This outstanding volume contains 10 short novels by the first stars of science fiction many of whom rose to fame through the legendary pulp magazines Amazing Stories and Astounding Stories.
H.R. LOVECRAFT The Shadow out of Time
HARRY BATES Alas, All Thinking
ERIC FRANK RUSSELL & LESLIE T. JOHNSON Seeker of Tomorrow
L. SPRAGUE de CAMP Divide and Rule
STANLEY G. WEINBAUM Dawn of Flame
HORACE L. GOLD A Matter of Form
CORNELL WOOLRICH Jane Brown’s Body
JOHN W. CAMPBELL, JR. Who Goes There?
MURRAY LEINSTER Sidewise in Time
JACK WILLIAMSON Wolves of Darkness

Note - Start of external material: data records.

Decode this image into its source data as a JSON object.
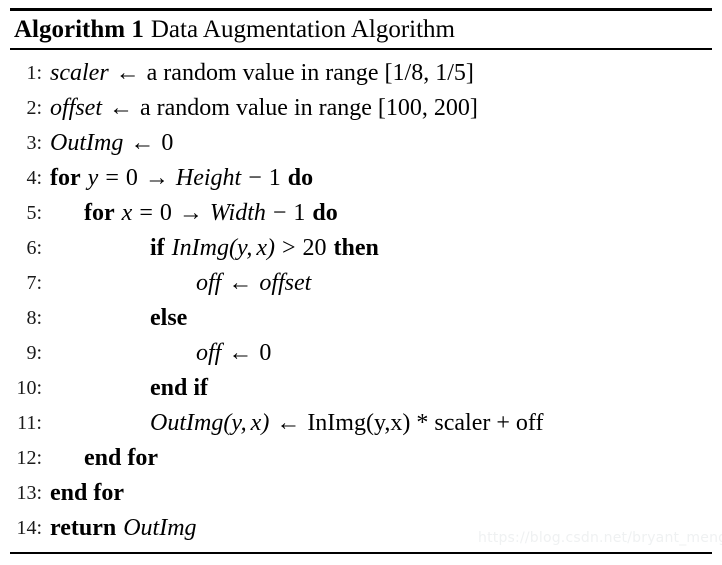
{
  "title": {
    "label": "Algorithm 1",
    "name": "Data Augmentation Algorithm"
  },
  "watermark": "https://blog.csdn.net/bryant_meng",
  "symbols": {
    "assign": "←",
    "to": "→",
    "minus": "−",
    "gt": ">",
    "eq": "=",
    "comma": ",",
    "lparen": "(",
    "rparen": ")",
    "star": "*",
    "plus": "+"
  },
  "lines": [
    {
      "no": "1:",
      "indent": 0,
      "text": "scaler ← a random value in range [1/8, 1/5]",
      "parts": {
        "var": "scaler",
        "arrow": "←",
        "prose": "a random value in range [1/8, 1/5]"
      }
    },
    {
      "no": "2:",
      "indent": 0,
      "text": "offset ← a random value in range [100, 200]",
      "parts": {
        "var": "offset",
        "arrow": "←",
        "prose": "a random value in range [100, 200]"
      }
    },
    {
      "no": "3:",
      "indent": 0,
      "text": "OutImg ← 0",
      "parts": {
        "var": "OutImg",
        "arrow": "←",
        "value": "0"
      }
    },
    {
      "no": "4:",
      "indent": 0,
      "text": "for y = 0 → Height − 1 do",
      "parts": {
        "kw1": "for",
        "v": "y",
        "eq": "=",
        "from": "0",
        "to": "→",
        "bound": "Height",
        "minus": "−",
        "one": "1",
        "kw2": "do"
      }
    },
    {
      "no": "5:",
      "indent": 1,
      "text": "for x = 0 → Width − 1 do",
      "parts": {
        "kw1": "for",
        "v": "x",
        "eq": "=",
        "from": "0",
        "to": "→",
        "bound": "Width",
        "minus": "−",
        "one": "1",
        "kw2": "do"
      }
    },
    {
      "no": "6:",
      "indent": 2,
      "text": "if InImg(y, x) > 20 then",
      "parts": {
        "kw1": "if",
        "fn": "InImg",
        "a1": "y",
        "a2": "x",
        "gt": ">",
        "num": "20",
        "kw2": "then"
      }
    },
    {
      "no": "7:",
      "indent": 3,
      "text": "off ← offset",
      "parts": {
        "lhs": "off",
        "arrow": "←",
        "rhs": "offset"
      }
    },
    {
      "no": "8:",
      "indent": 2,
      "text": "else",
      "parts": {
        "kw1": "else"
      }
    },
    {
      "no": "9:",
      "indent": 3,
      "text": "off ← 0",
      "parts": {
        "lhs": "off",
        "arrow": "←",
        "rhs": "0"
      }
    },
    {
      "no": "10:",
      "indent": 2,
      "text": "end if",
      "parts": {
        "kw1": "end if"
      }
    },
    {
      "no": "11:",
      "indent": 2,
      "text": "OutImg(y, x) ← InImg(y,x) * scaler + off",
      "parts": {
        "fn": "OutImg",
        "a1": "y",
        "a2": "x",
        "arrow": "←",
        "rhs": "InImg(y,x) * scaler + off"
      }
    },
    {
      "no": "12:",
      "indent": 1,
      "text": "end for",
      "parts": {
        "kw1": "end for"
      }
    },
    {
      "no": "13:",
      "indent": 0,
      "text": "end for",
      "parts": {
        "kw1": "end for"
      }
    },
    {
      "no": "14:",
      "indent": 0,
      "text": "return OutImg",
      "parts": {
        "kw1": "return",
        "var": "OutImg"
      }
    }
  ]
}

Before the series of “best of the year” anthologies which started with Isaac Asimov Presents the Great SF Stories 1, 1939 had fully run its course, Asimov and Greenberg started a second series of “historical” anthologies with a different publisher (Carroll and Gray). The titles follow a common theme: The Mammoth Book of Classic Science Fiction, The Mammoth Book of Golden Age Science Fiction, The Mammoth Book of Vintage Science Fiction, The Mammoth Book of New World Science Fiction, The Mammoth Book of Fantastic Science Fiction, and The Mammoth Book of Modern Science Fiction.
Each of these hefty volumes has ten “short novels” from a single decade: the 1930’s, 40’s, and so on through the 1980’s. There are no headnotes to the stories and only an introduction by Asimov giving an overview of them.
On the whole, the series is a very good one. On the whole.
This first volume is not the best, you see. It contains stories mostly from before the time Campbell took over Astounding in 1938, and so it has some very pre-Golden Age stuff indeed: “The Shadow Out of Time” by H.P. Lovecraft, for example, or Jack Williamson’s “Wolves of Darkness.” Stanley G. Weinbaum is here, too, with one of his decidedly lesser stories, “Dawn of Flame”. Most of the others are OK at best.
Fortunately, there are three stories here every bit as good now as at the time of their publication some eighty years ago: Campbell’s own “Who Goes There?,” Murray Leinster’s seminal “Sideways in Time,” and L. Sprague de Camp’s “Divide and Rule.” Were it not for these, one could go very easily without this volume unless one were an Asimov completest or somebody very dedicated to the history of science fiction.